Kelsey Blackwell visited our class at Stanford, When Half is Whole, for a workshop on Embodied Storytelling. We were able to get out of our heads and experience the wisdom of the body as a tool for genuine change. We allowed ourselves to just be, with acceptance of who we are at this moment, good enough.
We all have a story to tell that will be of benefit to ourself and others. There’s the story we know, and the stories that have collected in our being passed down in the muscle and heartbeat of our ancestors. These stories want to be re-membered. They want to come through in our voice, movement and genuine expression. Surfacing these truths brings liberation, healing and social change.
For many of us though, connecting to the stories that live in our body means touching the parts we don’t want to look at—the shame, trauma, embarrassment and not enough-ness—that come with being alive at this time. We vacate the knowing’s of our body for the safety of a conceptual reality. While there is wisdom in concept, we cannot think our way into healing our wounds. Likewise, we cannot think our way (though we continue to try) into creating a more just, fair and inclusive society. The wisdom of the body is needed. Through it we can explore how all our parts may reside.
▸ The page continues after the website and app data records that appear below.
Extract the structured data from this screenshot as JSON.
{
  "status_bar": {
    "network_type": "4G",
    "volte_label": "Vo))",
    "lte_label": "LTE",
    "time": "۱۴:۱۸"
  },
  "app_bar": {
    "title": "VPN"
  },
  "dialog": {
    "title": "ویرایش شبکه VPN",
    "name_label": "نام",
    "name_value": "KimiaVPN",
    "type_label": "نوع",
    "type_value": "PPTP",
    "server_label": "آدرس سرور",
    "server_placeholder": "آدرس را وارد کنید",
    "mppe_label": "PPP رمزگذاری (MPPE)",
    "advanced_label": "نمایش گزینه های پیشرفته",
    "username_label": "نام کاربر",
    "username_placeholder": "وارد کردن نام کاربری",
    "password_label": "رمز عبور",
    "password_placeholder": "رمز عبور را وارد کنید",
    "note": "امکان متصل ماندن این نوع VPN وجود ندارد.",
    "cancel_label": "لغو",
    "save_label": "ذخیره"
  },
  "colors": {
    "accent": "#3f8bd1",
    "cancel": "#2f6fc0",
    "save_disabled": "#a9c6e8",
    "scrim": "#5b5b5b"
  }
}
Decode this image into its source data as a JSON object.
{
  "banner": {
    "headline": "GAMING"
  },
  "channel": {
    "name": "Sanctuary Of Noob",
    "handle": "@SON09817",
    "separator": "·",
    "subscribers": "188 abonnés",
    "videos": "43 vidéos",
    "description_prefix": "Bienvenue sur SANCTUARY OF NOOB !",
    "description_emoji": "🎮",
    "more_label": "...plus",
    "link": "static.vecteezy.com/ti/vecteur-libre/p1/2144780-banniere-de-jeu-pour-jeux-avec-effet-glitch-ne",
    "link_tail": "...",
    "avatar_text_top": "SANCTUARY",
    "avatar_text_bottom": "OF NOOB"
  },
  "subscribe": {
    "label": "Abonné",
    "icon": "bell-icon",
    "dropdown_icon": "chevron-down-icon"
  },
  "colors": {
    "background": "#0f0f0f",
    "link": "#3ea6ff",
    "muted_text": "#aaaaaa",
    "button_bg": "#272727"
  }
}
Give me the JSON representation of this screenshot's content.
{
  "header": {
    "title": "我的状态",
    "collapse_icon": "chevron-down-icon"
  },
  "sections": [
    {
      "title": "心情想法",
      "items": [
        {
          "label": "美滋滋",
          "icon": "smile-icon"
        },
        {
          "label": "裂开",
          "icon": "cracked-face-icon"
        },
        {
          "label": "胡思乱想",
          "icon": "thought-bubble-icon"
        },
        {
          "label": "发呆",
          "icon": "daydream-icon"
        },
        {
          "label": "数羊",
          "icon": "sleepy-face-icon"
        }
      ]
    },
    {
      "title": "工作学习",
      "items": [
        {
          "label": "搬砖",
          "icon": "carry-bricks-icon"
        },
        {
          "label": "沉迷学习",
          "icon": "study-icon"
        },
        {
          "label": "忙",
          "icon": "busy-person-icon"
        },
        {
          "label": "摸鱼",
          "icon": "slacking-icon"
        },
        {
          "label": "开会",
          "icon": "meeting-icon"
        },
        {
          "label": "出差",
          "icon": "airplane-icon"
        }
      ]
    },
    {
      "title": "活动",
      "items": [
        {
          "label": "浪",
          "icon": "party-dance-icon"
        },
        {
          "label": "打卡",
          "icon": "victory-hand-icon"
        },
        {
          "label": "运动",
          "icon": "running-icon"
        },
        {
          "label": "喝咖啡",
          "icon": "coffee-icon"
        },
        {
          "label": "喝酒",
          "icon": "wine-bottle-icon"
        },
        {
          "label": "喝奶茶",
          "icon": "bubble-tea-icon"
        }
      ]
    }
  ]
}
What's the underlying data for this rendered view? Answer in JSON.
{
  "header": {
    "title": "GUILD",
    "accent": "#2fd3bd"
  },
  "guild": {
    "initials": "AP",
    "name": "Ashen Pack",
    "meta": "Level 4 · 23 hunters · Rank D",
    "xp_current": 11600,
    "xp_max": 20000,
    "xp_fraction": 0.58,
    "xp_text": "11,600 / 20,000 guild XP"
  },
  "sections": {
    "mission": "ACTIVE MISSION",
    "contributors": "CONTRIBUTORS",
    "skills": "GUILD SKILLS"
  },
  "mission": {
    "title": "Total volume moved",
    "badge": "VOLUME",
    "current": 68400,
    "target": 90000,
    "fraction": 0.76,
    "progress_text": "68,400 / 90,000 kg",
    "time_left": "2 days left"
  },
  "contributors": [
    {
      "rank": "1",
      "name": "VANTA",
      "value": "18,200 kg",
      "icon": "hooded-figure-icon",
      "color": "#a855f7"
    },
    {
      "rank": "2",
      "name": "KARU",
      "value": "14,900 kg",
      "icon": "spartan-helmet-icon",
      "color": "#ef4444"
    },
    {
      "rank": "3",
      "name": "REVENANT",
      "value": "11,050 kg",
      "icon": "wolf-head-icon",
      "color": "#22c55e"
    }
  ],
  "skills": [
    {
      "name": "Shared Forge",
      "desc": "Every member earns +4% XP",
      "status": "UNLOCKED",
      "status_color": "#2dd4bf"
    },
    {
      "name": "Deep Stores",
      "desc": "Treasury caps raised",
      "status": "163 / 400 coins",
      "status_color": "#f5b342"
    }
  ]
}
By feeling the coolness of the shadow we may also appreciate the warmth of the sun, and in that our wholeness.
I believe being embodied and speaking from this place is a political act. Though our ability to sense, move and share is part of our human inheritance, this gift has been pruned out of us. Our school system puts emphasis on our ability to think. We’ve been taught to live a short distance from our bodies. However, as Audre Lorde has told us, “the master's tools will never dismantle the master's house. They may allow us temporarily to beat him at his own game, but they will never enable us to bring about genuine change.” I believe body wisdom is one such tool for genuine change.
Let us come together to re-member ourselves. Let us empower each other with voice, movement, stillness and story. Let us taste the sweetness of being together so that we may bring more of this fullness as we stand against the stream.
Kelsey Blackwell is a writer, facilitator and coach working at the intersections of social justice, spiritual practice and creative expression. She is devoted to creating a more just, fair and inclusive society by bringing somatic practices into diversity, equity and inclusion work in schools, cooperate offices and at nonprofits. Her writing has been published in Ebony, Southern Living, Cooking Light and The Arrow: A Journal of Wakeful Society. She holds a Master’s degree in Magazine publishing from the Medill School of Journalism at Northwestern University. She’s also a Certified InterPlay Leader and graduate of Karuna Training, a two-year training in contemplative practice. Follow her writing and hear about upcoming workshops at kelseyblackwell.com.
Here's her post about colonization of self: